Start of AVAILABLE RECORDS

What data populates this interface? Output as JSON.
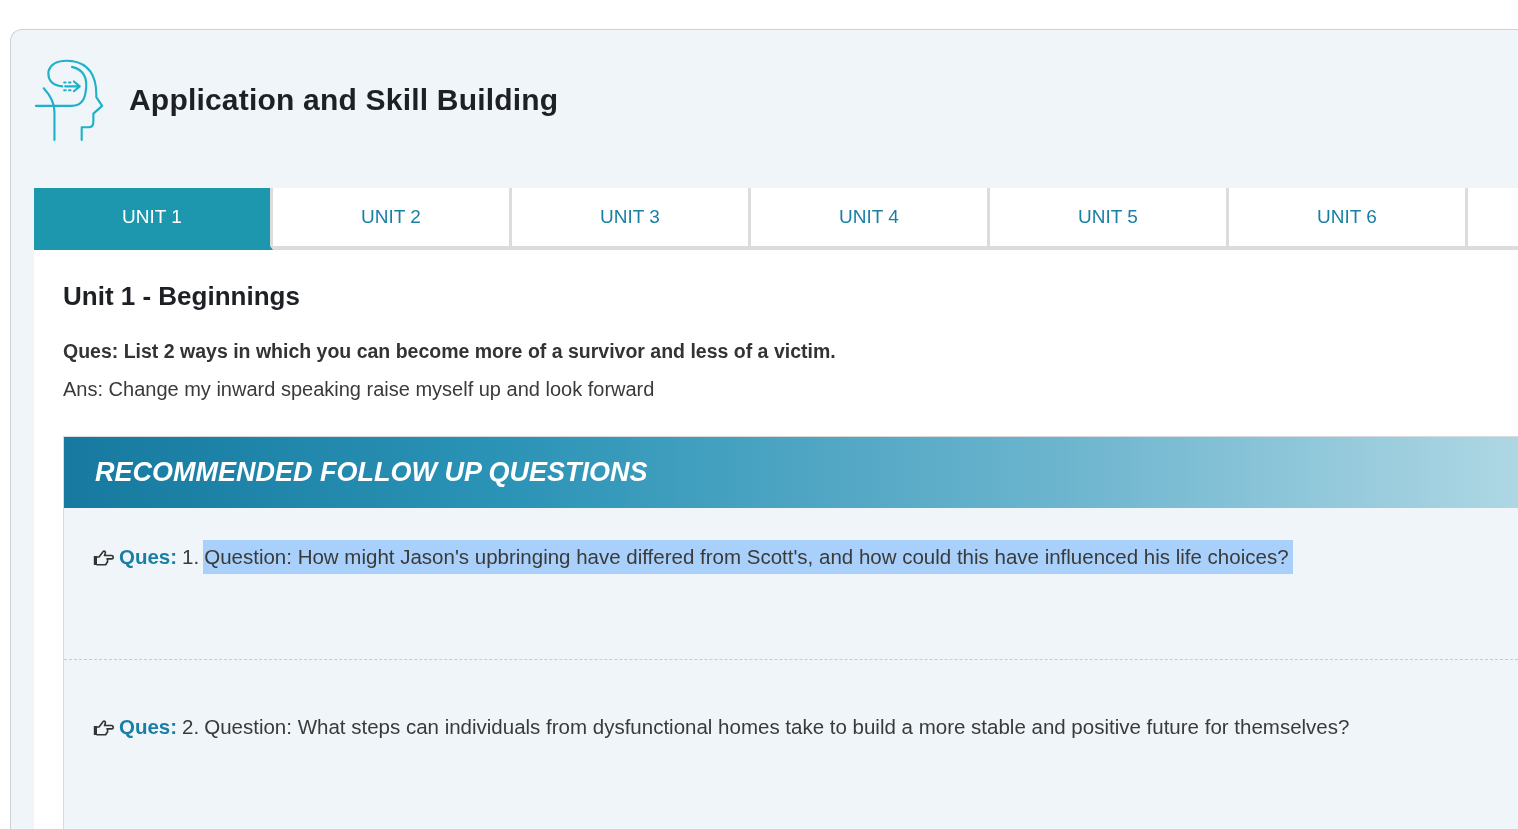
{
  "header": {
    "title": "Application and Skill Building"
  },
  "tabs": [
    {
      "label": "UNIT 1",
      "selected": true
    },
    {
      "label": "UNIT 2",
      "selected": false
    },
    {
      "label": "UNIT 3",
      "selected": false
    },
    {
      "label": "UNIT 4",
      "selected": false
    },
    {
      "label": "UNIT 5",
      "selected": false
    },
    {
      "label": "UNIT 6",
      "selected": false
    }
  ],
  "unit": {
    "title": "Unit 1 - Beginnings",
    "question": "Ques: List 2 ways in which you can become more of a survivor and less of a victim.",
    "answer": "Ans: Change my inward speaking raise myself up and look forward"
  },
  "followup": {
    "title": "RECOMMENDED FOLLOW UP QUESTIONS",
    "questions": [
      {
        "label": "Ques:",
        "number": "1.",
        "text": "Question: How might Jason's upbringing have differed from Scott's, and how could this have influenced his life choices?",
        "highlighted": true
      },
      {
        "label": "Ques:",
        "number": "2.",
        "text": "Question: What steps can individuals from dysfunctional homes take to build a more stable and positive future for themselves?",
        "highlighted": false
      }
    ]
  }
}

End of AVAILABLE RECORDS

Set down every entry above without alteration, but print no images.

What data populates this interface? Output as JSON.
{
  "header": {
    "title": "Application and Skill Building"
  },
  "tabs": [
    {
      "label": "UNIT 1",
      "selected": true
    },
    {
      "label": "UNIT 2",
      "selected": false
    },
    {
      "label": "UNIT 3",
      "selected": false
    },
    {
      "label": "UNIT 4",
      "selected": false
    },
    {
      "label": "UNIT 5",
      "selected": false
    },
    {
      "label": "UNIT 6",
      "selected": false
    }
  ],
  "unit": {
    "title": "Unit 1 - Beginnings",
    "question": "Ques: List 2 ways in which you can become more of a survivor and less of a victim.",
    "answer": "Ans: Change my inward speaking raise myself up and look forward"
  },
  "followup": {
    "title": "RECOMMENDED FOLLOW UP QUESTIONS",
    "questions": [
      {
        "label": "Ques:",
        "number": "1.",
        "text": "Question: How might Jason's upbringing have differed from Scott's, and how could this have influenced his life choices?",
        "highlighted": true
      },
      {
        "label": "Ques:",
        "number": "2.",
        "text": "Question: What steps can individuals from dysfunctional homes take to build a more stable and positive future for themselves?",
        "highlighted": false
      }
    ]
  }
}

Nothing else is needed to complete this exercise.